Like so many social media platforms before it, Instagram has been the hip young darling of the Internet. And just like with its predecessors, that status might be in jeopardy due to Instagram’s attempt to monetize.
There soon will be advertising on Instagram. (Let the ragequits and Internet discussions begin.) In the meantime, let’s take a quick look at what we do know.
How integrated/intrusive will the advertising be? And what about copyright and usage? After all, Instagram was purchased not long ago by Facebook so it is not unreasonable to expect similarities in practices. The ABC News provides a nice summation:
The advertising will be part of the core experience, or what is called native advertising. Brands and companies will pay for their ‘high-quality photos and videos’ to appear in your feed. Similar to Facebook, which bought Instagram last year for $1 billion, users will be able to hide an ad they don’t like or isn’t relevant to them.
Instagram also specifically said in its blog post that your photos and videos continue to belong to you, likely addressing the issues it had months ago when it made changes to its terms of service, implying it might take users’ photos and place them in ads.
‘As always, you own your own photos and videos. The introduction of advertising won’t change this,’ Instagram said in the post.
This, of course, brought on a storm of angry tweets and posts across the Internet, just as Instagram’s aquisition by Facebook did back in 2012. Despite the threats and vitriol the Instagram has only seen its number of users increase and increased Instagram likes across all other integrated social media platforms.
Then there is the part about the ads being “high-quality photos and videos.” A great starting point, but it leaves future implementation open. As things evolve, we might end up seeing shoddier offerings as the price of entry reduces.
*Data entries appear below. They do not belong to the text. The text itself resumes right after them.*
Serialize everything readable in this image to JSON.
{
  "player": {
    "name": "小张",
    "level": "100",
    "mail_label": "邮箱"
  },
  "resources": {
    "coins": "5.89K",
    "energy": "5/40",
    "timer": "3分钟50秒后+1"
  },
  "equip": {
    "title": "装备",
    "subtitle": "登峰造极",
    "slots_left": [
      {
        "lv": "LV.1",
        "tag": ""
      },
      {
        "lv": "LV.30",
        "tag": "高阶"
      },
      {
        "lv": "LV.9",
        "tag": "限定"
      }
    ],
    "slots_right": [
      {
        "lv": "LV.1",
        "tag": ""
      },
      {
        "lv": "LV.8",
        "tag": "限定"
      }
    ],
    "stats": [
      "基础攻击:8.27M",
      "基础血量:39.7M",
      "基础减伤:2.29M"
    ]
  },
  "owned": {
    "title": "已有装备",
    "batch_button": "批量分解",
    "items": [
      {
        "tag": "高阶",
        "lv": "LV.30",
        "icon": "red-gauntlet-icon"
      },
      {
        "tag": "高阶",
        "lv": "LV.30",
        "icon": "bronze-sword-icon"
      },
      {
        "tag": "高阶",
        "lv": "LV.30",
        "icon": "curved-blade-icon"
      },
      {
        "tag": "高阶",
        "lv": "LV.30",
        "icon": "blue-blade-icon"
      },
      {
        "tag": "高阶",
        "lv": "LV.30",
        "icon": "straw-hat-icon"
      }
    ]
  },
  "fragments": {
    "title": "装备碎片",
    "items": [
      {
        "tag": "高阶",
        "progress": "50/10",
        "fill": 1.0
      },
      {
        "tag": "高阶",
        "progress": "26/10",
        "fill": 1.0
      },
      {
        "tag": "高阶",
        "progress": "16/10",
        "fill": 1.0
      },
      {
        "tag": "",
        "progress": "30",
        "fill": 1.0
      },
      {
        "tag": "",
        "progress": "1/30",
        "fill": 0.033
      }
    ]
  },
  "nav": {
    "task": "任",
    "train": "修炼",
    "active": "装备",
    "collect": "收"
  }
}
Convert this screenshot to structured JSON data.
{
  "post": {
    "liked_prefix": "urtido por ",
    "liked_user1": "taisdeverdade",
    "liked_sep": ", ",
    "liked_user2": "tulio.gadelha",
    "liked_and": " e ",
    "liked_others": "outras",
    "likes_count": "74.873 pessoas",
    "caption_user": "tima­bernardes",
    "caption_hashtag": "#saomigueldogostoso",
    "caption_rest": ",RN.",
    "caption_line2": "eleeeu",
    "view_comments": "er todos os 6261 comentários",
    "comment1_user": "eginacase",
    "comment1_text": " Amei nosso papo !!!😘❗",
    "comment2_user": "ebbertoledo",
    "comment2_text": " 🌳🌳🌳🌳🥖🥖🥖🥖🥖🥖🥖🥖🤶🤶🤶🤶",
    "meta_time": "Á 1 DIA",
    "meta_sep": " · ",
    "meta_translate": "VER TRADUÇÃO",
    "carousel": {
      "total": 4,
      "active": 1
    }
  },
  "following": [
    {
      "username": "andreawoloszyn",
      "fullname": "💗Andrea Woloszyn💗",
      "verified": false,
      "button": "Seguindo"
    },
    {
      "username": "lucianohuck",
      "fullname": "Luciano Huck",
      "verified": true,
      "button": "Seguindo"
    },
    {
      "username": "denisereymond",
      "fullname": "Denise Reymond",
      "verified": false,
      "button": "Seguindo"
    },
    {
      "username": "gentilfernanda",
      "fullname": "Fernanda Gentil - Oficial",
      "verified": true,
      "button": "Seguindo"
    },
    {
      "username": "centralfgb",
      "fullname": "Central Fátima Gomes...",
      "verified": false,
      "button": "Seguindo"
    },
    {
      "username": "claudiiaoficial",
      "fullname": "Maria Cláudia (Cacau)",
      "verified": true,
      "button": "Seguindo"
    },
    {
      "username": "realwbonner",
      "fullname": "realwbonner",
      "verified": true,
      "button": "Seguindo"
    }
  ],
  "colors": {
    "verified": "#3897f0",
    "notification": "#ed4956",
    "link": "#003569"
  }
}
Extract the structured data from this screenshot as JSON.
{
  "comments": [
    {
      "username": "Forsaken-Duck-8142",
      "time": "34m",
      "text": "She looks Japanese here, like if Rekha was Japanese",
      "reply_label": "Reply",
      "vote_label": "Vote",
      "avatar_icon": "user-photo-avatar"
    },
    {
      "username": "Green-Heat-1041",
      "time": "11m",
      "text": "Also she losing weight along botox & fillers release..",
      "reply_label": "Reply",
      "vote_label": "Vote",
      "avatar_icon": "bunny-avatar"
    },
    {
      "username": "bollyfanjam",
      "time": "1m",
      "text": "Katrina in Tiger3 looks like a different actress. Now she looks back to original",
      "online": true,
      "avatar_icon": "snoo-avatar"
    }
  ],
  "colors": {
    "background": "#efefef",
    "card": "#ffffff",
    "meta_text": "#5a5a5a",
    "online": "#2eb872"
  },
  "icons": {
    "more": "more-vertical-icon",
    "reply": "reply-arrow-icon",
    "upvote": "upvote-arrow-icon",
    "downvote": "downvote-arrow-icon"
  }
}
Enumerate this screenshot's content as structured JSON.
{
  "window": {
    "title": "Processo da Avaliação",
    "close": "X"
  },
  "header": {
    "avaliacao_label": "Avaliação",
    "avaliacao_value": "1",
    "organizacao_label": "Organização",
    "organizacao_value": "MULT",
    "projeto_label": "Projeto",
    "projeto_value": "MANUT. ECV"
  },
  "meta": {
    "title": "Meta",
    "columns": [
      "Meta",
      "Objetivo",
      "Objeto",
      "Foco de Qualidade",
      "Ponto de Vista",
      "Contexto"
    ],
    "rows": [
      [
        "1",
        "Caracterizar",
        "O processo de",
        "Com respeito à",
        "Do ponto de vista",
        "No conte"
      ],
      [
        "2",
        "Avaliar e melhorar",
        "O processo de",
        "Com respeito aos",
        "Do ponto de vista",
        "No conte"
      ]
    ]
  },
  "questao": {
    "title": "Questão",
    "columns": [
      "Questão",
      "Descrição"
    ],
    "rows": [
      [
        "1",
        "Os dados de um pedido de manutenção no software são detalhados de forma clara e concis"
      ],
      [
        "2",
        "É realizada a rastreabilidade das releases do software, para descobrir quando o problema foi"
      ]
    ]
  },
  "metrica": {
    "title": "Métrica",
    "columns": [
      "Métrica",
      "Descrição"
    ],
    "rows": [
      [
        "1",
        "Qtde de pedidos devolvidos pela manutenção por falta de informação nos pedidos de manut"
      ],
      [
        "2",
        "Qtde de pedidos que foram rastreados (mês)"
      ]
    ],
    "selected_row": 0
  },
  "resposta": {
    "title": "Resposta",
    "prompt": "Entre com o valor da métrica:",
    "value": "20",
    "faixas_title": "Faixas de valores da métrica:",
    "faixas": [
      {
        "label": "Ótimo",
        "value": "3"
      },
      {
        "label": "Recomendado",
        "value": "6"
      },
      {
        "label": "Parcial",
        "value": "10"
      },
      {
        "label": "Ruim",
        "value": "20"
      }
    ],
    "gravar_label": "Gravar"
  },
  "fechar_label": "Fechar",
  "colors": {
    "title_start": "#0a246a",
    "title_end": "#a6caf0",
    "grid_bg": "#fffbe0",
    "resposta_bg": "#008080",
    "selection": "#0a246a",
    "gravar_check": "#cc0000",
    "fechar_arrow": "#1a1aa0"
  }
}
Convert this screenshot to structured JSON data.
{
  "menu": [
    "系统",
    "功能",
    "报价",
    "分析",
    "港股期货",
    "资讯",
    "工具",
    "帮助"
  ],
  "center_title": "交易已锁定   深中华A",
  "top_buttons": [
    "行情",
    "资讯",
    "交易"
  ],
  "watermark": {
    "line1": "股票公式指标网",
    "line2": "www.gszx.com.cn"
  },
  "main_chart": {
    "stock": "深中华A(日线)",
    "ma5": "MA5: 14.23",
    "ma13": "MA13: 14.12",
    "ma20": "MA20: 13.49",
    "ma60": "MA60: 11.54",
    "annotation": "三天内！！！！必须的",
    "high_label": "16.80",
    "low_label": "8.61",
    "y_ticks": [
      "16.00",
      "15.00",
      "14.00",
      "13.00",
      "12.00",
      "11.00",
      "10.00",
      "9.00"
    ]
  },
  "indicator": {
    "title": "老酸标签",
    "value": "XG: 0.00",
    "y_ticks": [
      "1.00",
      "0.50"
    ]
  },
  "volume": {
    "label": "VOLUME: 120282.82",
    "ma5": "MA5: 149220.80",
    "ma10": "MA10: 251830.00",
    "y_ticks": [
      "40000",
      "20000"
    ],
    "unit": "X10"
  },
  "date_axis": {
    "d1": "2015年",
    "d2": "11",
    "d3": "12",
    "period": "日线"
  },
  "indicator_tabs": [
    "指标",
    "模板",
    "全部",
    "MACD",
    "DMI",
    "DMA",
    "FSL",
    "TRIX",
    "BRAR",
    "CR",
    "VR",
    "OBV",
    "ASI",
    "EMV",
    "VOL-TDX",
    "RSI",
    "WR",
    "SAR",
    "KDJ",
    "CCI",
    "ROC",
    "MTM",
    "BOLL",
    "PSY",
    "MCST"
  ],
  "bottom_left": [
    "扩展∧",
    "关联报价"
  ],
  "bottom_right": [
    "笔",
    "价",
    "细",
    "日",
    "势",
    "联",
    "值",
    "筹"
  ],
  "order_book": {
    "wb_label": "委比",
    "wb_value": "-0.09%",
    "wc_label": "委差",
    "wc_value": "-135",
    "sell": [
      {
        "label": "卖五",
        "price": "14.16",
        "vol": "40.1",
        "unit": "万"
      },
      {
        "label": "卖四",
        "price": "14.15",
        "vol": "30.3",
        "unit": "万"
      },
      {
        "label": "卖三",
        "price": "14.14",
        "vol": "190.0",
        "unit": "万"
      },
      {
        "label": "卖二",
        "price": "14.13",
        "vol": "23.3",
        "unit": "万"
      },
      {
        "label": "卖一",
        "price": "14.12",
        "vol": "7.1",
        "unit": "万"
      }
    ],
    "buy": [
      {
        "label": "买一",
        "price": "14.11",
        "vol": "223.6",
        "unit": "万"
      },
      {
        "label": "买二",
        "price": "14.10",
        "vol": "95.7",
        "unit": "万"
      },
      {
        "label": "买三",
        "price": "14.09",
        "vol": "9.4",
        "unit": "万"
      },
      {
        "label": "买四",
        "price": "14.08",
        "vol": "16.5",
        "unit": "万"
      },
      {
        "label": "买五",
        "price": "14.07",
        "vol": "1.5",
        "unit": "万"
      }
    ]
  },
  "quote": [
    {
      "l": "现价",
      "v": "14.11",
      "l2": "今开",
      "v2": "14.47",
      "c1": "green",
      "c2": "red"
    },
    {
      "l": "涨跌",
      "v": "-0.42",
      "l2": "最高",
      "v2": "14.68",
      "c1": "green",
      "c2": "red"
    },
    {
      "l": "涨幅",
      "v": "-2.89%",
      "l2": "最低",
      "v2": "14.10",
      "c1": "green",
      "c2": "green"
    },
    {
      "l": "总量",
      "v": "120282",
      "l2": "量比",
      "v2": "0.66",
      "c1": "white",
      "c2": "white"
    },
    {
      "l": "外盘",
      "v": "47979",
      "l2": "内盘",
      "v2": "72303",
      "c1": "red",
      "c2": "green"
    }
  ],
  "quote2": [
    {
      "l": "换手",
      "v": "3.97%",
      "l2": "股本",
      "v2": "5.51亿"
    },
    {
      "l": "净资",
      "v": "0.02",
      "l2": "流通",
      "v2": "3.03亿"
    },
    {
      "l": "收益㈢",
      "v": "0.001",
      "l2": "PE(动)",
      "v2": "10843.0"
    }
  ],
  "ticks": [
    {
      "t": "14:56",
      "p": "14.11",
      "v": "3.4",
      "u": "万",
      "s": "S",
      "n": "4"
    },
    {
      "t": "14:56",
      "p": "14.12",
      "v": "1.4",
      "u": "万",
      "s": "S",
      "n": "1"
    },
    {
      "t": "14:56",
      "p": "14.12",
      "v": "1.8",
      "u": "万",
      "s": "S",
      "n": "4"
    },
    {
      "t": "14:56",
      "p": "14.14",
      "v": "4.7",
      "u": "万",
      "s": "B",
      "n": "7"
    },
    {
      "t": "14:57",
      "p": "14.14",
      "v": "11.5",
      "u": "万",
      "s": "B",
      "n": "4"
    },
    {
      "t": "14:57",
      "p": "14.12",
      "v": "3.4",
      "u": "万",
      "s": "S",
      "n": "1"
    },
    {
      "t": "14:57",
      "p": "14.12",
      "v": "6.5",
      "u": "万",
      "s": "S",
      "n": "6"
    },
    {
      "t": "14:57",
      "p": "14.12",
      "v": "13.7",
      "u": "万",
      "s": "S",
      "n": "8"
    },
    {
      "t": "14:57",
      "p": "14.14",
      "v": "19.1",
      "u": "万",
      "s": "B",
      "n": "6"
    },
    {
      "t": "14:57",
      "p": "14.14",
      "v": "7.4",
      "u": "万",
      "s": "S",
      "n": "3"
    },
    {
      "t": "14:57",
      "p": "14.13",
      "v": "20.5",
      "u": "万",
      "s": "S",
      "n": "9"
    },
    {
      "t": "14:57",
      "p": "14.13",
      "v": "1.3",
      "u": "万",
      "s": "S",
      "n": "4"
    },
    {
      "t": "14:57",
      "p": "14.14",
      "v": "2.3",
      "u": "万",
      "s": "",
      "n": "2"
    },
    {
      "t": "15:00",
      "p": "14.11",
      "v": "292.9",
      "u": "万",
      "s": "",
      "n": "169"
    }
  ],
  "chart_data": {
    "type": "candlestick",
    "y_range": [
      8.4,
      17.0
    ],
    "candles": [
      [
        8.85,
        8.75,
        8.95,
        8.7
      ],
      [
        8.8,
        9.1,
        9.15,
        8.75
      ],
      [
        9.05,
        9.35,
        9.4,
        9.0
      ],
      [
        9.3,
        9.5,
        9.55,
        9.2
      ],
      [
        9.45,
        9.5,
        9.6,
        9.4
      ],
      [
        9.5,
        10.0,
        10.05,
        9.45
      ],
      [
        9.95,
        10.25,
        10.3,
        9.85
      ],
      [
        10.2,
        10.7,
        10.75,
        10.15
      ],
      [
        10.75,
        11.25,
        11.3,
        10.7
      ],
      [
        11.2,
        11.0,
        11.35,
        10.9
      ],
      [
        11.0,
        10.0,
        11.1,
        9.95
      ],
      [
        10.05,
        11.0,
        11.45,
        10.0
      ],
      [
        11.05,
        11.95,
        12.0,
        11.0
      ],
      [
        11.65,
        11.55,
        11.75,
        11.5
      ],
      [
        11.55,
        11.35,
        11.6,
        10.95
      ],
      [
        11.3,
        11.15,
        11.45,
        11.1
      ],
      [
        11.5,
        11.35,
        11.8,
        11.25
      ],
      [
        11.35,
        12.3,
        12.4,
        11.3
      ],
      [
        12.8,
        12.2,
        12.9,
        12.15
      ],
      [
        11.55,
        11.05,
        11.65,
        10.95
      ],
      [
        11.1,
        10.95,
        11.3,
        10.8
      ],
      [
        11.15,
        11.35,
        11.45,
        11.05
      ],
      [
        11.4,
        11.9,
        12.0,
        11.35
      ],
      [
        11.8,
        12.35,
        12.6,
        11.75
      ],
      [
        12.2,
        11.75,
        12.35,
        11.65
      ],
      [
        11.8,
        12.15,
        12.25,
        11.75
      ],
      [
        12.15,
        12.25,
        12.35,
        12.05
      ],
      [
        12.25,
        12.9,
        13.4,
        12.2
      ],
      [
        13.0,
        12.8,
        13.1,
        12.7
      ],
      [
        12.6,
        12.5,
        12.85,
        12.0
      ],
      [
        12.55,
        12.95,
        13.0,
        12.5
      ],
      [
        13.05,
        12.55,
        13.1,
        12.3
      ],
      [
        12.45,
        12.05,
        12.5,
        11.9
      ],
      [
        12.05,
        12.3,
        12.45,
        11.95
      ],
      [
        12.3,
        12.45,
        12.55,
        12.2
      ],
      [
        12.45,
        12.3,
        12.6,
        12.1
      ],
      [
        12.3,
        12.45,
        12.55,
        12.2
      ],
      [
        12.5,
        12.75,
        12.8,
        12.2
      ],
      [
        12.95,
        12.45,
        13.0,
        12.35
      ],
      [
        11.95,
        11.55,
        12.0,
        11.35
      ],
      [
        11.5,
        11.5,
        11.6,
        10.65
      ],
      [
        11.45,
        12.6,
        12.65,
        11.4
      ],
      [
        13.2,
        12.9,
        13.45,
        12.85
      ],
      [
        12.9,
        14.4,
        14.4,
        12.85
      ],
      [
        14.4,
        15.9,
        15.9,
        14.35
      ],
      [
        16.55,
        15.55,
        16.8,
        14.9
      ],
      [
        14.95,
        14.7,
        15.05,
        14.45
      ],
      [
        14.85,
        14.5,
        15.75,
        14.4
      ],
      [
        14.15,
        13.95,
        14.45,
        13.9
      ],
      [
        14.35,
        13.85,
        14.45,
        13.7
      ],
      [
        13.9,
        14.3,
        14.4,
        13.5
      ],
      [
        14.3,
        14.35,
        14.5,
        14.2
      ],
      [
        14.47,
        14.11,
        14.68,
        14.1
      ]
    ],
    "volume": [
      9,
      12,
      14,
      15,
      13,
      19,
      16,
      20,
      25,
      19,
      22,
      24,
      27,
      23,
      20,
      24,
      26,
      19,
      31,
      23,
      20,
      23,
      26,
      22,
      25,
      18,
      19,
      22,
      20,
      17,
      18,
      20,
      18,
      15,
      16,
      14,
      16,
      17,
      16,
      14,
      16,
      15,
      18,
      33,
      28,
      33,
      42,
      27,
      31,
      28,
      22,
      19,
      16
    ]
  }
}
By that point, everyone will be used to seeing ads and the uproar will probably be minimal.
Matt Buchanan at The New Yorker delineates what I consider to be the largest issue with ads on the platform:
The problem that Instagram faces as it starts slowly pouring ads into users’ feeds is that, until now, most everything it has done — except for removing its photos from Twitter — has been in earnest, despite the fact it is owned by one of the most fundamentally cynical companies in technology. People connect to Instagram and its content, and love it because, as Paul Ford put it, it is sincere. But there’s nothing less sincere than an ad.
While marketing people may not want to hear it, that last line speaks eloquently of the view most have of ads. This is why I’ll always stand by content as the best delivery mechanism for promotion.